Records from a dataset
#####

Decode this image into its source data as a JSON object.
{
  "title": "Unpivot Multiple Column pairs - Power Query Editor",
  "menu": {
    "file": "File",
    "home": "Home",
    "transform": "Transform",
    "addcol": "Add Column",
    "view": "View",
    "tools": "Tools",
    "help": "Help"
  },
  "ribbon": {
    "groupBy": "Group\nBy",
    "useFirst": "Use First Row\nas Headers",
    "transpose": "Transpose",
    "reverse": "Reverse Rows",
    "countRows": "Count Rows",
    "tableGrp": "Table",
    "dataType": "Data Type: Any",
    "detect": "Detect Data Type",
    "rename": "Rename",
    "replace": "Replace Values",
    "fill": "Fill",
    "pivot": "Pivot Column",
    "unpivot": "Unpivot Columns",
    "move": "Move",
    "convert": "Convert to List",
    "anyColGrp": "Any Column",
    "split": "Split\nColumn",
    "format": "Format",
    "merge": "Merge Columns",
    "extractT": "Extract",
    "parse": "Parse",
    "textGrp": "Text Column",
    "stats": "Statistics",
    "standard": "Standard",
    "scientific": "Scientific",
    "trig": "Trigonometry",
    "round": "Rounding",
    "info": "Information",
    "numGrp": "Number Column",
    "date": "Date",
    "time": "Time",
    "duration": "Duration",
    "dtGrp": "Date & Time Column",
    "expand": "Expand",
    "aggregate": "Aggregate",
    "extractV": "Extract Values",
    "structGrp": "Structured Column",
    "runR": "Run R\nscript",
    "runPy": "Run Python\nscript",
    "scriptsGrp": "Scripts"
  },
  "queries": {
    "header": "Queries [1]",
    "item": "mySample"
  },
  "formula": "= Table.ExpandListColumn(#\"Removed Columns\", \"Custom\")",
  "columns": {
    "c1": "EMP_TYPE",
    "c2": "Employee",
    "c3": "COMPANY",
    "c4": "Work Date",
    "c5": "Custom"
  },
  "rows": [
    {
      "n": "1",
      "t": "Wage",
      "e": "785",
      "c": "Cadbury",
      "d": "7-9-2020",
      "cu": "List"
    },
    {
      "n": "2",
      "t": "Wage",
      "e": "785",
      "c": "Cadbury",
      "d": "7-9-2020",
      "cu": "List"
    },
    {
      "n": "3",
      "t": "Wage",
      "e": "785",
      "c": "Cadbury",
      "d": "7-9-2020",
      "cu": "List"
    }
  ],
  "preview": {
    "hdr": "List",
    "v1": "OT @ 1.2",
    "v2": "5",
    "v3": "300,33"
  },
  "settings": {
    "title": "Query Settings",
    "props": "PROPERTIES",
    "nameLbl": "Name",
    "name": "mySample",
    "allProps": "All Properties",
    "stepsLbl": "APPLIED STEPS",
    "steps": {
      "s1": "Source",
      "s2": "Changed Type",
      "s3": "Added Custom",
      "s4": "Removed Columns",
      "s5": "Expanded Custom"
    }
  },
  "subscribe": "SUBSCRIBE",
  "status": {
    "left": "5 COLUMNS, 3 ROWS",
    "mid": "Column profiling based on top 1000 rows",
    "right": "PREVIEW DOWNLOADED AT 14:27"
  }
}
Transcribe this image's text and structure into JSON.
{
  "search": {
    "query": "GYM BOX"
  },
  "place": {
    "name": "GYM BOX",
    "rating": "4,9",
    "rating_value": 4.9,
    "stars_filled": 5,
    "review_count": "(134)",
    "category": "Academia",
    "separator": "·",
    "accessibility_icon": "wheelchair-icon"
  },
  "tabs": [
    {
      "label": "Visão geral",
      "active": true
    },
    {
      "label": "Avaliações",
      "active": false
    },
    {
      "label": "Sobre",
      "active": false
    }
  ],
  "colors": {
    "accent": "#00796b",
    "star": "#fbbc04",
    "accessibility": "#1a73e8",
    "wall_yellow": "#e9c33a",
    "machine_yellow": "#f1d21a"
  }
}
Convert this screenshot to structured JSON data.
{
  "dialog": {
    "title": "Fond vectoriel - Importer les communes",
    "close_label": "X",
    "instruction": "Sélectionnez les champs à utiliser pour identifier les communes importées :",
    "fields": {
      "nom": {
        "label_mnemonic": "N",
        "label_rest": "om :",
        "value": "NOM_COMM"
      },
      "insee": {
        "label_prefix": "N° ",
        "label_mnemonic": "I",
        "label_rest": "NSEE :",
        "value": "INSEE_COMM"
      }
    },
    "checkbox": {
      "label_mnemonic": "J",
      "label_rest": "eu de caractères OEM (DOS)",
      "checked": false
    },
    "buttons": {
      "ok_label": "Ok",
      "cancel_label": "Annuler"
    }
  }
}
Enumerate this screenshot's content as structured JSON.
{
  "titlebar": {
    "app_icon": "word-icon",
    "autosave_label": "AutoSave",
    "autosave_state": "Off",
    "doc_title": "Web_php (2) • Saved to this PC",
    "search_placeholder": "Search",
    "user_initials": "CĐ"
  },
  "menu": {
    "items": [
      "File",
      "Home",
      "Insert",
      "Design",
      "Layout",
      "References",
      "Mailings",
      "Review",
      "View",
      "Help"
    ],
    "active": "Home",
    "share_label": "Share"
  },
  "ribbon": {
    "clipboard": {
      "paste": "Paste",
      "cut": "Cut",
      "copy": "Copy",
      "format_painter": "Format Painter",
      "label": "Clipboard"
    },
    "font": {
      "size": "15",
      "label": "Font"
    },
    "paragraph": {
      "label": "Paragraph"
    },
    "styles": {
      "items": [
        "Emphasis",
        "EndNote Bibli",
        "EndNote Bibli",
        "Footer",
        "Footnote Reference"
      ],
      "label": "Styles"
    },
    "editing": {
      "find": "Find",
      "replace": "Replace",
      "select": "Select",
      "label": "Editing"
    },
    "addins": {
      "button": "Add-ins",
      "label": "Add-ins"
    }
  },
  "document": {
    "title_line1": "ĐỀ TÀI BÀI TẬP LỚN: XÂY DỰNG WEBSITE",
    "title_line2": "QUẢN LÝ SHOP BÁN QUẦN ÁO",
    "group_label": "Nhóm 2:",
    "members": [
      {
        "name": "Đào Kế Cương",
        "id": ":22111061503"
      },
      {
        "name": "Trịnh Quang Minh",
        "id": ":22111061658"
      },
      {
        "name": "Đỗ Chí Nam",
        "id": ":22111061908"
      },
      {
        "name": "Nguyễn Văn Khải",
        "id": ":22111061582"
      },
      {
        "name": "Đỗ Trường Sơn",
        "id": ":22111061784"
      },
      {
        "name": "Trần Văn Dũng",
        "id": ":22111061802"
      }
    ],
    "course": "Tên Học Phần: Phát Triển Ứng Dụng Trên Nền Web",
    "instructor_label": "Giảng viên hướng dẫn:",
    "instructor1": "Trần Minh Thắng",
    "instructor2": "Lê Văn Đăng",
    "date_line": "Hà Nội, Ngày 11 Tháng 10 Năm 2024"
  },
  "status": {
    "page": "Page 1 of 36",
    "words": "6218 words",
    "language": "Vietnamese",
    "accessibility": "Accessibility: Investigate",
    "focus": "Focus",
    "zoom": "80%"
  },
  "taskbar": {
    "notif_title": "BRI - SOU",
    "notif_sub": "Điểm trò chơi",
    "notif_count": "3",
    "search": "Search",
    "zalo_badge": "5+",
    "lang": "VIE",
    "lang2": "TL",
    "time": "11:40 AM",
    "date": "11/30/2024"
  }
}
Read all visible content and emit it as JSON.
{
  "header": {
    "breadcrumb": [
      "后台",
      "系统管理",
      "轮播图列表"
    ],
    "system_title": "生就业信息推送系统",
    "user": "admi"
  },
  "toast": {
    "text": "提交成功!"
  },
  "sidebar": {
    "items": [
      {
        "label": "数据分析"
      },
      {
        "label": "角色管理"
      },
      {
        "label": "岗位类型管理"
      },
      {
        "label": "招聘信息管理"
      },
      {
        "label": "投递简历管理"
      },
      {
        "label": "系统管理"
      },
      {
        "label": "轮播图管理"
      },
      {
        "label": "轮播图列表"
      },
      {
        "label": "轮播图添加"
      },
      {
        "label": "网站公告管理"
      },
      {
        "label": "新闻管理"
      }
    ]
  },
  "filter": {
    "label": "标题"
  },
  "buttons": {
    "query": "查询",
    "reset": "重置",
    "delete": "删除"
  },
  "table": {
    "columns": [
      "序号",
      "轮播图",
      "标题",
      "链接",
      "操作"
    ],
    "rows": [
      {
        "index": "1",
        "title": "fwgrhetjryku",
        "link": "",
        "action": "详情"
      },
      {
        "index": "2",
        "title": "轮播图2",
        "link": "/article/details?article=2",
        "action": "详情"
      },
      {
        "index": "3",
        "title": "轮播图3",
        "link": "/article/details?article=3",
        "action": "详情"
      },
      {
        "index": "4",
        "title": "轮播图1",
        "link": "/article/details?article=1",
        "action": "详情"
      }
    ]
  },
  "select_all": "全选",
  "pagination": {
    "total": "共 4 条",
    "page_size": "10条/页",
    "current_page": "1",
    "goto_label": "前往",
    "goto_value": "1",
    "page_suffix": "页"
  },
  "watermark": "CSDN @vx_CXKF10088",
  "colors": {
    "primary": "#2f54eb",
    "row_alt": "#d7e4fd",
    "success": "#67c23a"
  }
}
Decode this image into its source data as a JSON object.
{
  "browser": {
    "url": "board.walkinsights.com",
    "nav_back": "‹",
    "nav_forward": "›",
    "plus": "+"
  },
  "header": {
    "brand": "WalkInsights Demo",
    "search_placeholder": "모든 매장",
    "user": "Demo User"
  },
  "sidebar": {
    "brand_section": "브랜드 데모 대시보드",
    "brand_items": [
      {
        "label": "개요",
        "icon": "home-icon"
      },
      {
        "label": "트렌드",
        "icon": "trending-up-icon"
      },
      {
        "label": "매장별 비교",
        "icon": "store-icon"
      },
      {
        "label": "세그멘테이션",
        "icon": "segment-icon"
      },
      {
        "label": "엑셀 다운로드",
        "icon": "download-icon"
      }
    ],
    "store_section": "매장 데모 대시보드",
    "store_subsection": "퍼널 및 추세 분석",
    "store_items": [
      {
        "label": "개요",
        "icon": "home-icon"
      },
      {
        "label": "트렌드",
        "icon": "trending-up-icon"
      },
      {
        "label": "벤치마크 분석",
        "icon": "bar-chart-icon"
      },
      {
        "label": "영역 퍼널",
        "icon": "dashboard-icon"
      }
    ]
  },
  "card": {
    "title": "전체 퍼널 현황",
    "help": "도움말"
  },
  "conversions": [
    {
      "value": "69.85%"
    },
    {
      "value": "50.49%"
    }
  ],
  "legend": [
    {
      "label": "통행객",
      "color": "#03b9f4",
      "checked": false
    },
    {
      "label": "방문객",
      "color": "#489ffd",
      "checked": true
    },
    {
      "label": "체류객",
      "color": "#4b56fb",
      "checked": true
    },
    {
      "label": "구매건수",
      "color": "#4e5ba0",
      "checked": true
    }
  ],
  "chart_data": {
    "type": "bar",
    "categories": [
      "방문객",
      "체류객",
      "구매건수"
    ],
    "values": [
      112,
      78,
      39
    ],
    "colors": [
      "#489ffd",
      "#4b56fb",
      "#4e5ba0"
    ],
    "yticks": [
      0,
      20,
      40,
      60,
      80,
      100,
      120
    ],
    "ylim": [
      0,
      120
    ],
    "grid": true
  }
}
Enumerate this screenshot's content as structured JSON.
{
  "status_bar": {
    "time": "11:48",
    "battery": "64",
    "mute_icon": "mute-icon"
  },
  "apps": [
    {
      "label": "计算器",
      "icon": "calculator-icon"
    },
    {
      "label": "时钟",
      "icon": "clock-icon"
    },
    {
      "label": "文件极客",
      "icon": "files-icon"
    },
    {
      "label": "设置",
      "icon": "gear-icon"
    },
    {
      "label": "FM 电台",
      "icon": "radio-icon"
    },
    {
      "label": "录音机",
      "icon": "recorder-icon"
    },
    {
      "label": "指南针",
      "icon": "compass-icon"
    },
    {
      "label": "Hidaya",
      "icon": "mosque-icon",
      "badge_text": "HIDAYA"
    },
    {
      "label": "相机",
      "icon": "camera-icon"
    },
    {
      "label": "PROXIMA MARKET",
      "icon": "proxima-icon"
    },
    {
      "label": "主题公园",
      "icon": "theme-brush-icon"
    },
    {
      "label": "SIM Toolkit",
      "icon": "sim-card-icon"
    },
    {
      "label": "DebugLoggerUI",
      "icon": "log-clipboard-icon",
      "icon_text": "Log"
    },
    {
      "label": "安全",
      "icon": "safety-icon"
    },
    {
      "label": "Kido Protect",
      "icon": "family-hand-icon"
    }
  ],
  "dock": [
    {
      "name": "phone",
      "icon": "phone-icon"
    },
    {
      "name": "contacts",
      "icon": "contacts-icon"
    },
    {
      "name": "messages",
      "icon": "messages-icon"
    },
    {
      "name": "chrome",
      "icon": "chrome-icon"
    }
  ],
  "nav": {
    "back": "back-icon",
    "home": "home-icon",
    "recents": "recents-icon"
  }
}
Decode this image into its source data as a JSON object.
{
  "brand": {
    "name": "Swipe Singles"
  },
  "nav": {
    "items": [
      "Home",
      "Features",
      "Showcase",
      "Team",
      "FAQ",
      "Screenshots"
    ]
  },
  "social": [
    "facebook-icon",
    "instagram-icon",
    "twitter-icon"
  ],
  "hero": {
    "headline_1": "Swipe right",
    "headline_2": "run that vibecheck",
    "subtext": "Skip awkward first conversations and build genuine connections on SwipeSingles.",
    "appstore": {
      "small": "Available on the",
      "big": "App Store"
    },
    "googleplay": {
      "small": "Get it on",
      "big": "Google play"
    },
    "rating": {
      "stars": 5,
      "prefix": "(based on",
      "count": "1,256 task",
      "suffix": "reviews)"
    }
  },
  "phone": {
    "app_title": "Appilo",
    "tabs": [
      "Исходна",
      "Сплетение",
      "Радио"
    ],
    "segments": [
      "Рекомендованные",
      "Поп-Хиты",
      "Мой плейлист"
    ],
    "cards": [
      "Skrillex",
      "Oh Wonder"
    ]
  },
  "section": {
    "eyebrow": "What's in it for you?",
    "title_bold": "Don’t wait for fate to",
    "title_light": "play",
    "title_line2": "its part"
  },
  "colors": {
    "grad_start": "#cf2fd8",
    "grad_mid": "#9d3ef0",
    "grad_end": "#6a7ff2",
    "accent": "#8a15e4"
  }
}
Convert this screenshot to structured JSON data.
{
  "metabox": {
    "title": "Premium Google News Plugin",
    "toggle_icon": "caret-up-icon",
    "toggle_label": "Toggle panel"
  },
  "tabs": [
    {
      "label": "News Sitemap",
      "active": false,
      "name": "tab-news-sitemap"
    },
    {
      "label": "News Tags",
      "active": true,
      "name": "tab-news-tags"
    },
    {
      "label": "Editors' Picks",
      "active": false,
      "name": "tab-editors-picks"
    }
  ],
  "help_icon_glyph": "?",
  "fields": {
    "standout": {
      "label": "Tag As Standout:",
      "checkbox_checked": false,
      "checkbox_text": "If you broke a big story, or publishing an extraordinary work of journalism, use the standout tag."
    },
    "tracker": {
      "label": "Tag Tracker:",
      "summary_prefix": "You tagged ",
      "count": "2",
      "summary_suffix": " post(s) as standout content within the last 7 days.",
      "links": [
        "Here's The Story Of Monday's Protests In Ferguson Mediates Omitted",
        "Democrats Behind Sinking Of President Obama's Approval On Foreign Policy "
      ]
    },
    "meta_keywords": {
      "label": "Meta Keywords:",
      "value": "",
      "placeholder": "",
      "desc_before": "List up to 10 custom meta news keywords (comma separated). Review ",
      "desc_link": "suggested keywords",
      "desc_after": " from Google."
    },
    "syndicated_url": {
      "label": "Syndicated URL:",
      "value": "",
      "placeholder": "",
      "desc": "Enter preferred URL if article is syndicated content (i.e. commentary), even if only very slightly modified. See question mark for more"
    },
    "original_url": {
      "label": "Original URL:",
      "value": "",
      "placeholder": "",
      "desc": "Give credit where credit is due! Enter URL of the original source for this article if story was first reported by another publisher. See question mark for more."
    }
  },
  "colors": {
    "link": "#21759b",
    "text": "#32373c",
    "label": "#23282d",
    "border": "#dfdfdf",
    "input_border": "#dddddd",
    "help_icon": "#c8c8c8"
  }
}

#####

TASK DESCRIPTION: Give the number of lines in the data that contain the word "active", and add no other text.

WRITTEN RESPONSE: 7